Argentina's Kirchner wants rights group to monitor case

Argentine Federal Police officers raid ex-president Cristina Kirchner's vacation home as part of the so-called corruption notebooks case, in El Calafate, Santa Cruz province, on August 25, 2018

Lawyers for Argentine ex-president Cristina Kirchner said Tuesday they will call in human rights observers to counter "violations" by prosecutors investigating her for corruption.

Her defense team plans to ask the Inter-American Commission for Human Rights to send observers to examine the investigation led by prosecutor Claudio Bonadio.

Lawyer Gregorio Dalbon said the investigation into the former president "is violating all legal procedures."

A key complaint is the refusal to allow one of her lawyers to be present at a search of her home last week.

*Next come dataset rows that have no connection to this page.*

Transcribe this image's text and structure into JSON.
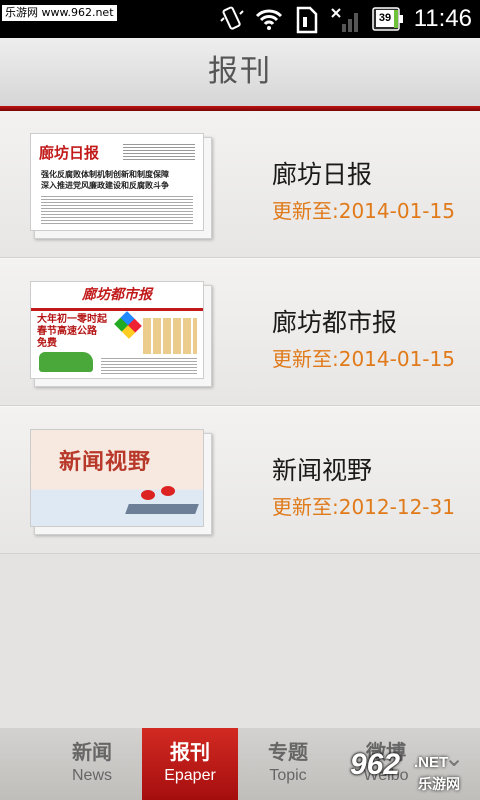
{
  "status_bar": {
    "watermark": "乐游网 www.962.net",
    "battery_level": "39",
    "time": "11:46"
  },
  "header": {
    "title": "报刊"
  },
  "papers": [
    {
      "name": "廊坊日报",
      "updated": "更新至:2014-01-15",
      "thumb_masthead": "廊坊日报",
      "thumb_headline1": "强化反腐败体制机制创新和制度保障",
      "thumb_headline2": "深入推进党风廉政建设和反腐败斗争"
    },
    {
      "name": "廊坊都市报",
      "updated": "更新至:2014-01-15",
      "thumb_masthead": "廊坊都市报",
      "thumb_headline1": "大年初一零时起",
      "thumb_headline2": "春节高速公路",
      "thumb_headline3": "免费"
    },
    {
      "name": "新闻视野",
      "updated": "更新至:2012-12-31",
      "thumb_masthead": "新闻视野"
    }
  ],
  "tabs": [
    {
      "cn": "新闻",
      "en": "News"
    },
    {
      "cn": "报刊",
      "en": "Epaper"
    },
    {
      "cn": "专题",
      "en": "Topic"
    },
    {
      "cn": "微博",
      "en": "Weibo"
    }
  ],
  "bottom_watermark": {
    "num": "962",
    "net": ".NET",
    "cn": "乐游网"
  },
  "colors": {
    "accent_red": "#b81212",
    "update_orange": "#e07a1a",
    "background": "#e4e3e1"
  }
}
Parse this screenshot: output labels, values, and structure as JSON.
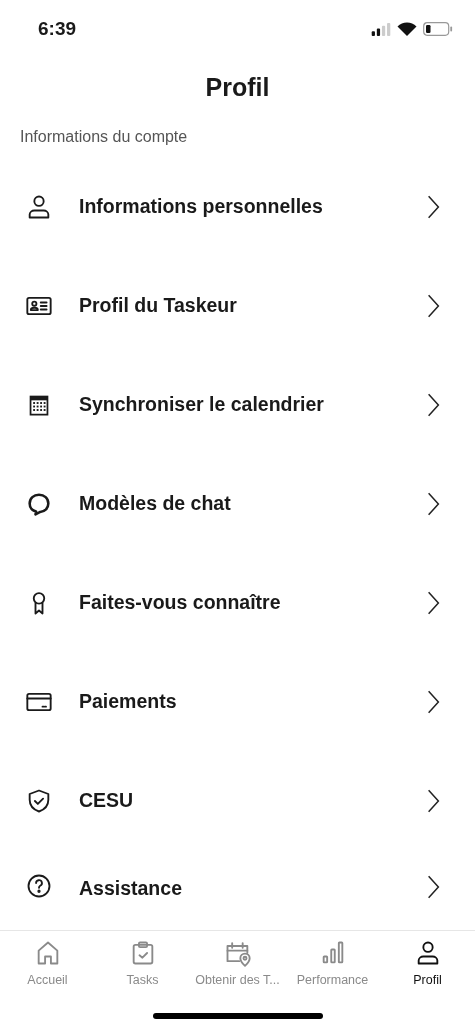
{
  "status_bar": {
    "time": "6:39"
  },
  "title": "Profil",
  "section": "Informations du compte",
  "items": [
    {
      "kind": "person",
      "label": "Informations personnelles"
    },
    {
      "kind": "id-card",
      "label": "Profil du Taskeur"
    },
    {
      "kind": "calendar",
      "label": "Synchroniser le calendrier"
    },
    {
      "kind": "chat",
      "label": "Modèles de chat"
    },
    {
      "kind": "award",
      "label": "Faites-vous connaître"
    },
    {
      "kind": "card",
      "label": "Paiements"
    },
    {
      "kind": "shield",
      "label": "CESU"
    },
    {
      "kind": "help",
      "label": "Assistance"
    }
  ],
  "tabs": [
    {
      "kind": "home",
      "label": "Accueil",
      "selected": false
    },
    {
      "kind": "clipboard",
      "label": "Tasks",
      "selected": false
    },
    {
      "kind": "calendar-pin",
      "label": "Obtenir des T...",
      "selected": false
    },
    {
      "kind": "bars",
      "label": "Performance",
      "selected": false
    },
    {
      "kind": "person",
      "label": "Profil",
      "selected": true
    }
  ]
}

Raids were carried out at three Kirchner residences in Buenos Aires and Patagonia after the Senate voted to temporarily suspend Kirchner's immunity.

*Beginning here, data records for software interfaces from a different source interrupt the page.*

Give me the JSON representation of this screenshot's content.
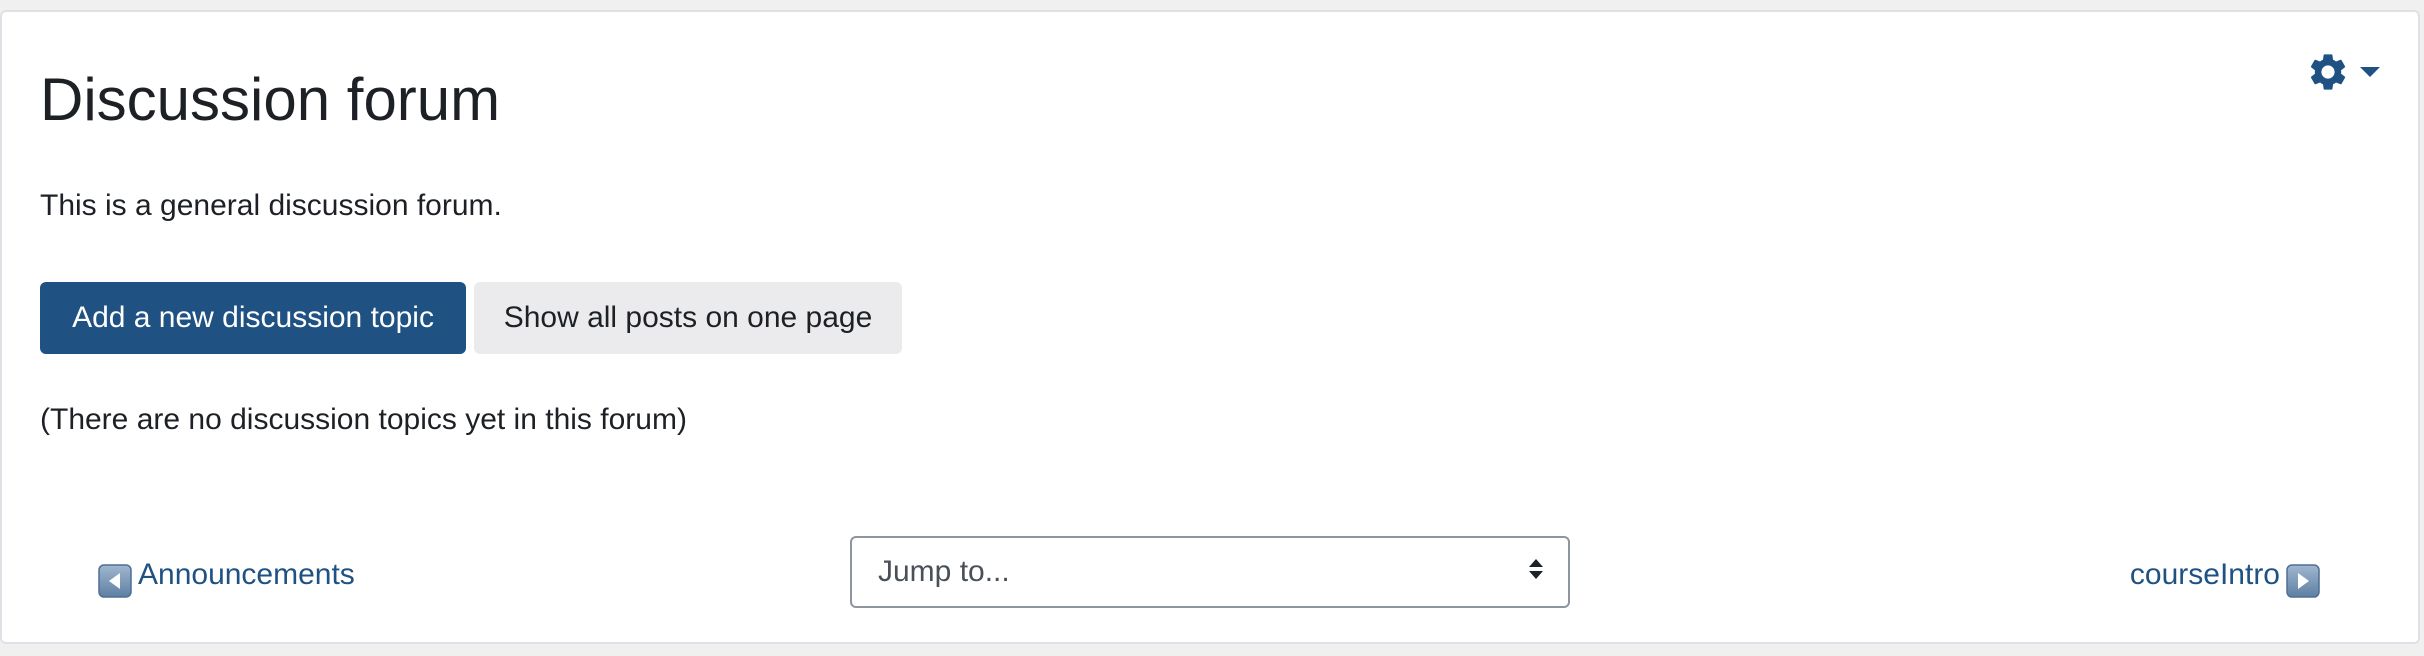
{
  "page": {
    "title": "Discussion forum",
    "intro": "This is a general discussion forum.",
    "empty_note": "(There are no discussion topics yet in this forum)"
  },
  "actions": {
    "add_topic_label": "Add a new discussion topic",
    "show_all_label": "Show all posts on one page"
  },
  "settings_menu": {
    "icon": "gear-icon",
    "caret_icon": "caret-down-icon"
  },
  "navigation": {
    "previous": {
      "label": "Announcements",
      "icon": "arrow-left-icon"
    },
    "next": {
      "label": "courseIntro",
      "icon": "arrow-right-icon"
    },
    "jump_select": {
      "selected": "Jump to..."
    }
  },
  "colors": {
    "primary": "#1f5283",
    "secondary_button": "#ebebed",
    "text": "#1d2125"
  }
}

"Human rights and due process have been subjugated in one way or another," Dalbon told AFP.

Now leader of the opposition in the Senate, 65-year-old Kirchner was president from 2007-2015.

She is the highest-ranking official being investigated in the so-called corruption notebooks case, which has already ensnared dozens of former government officials and top businessmen.

Prosecutors believe a total of $160 million was paid by business leaders to Kirchner and her supporters in return for state contracts during a 10-year period from 2005-2015.

Kirchner is being investigated in five other cases.

She remains hugely popular and claims her political opponents are trying to derail a possible run for the presidency next year.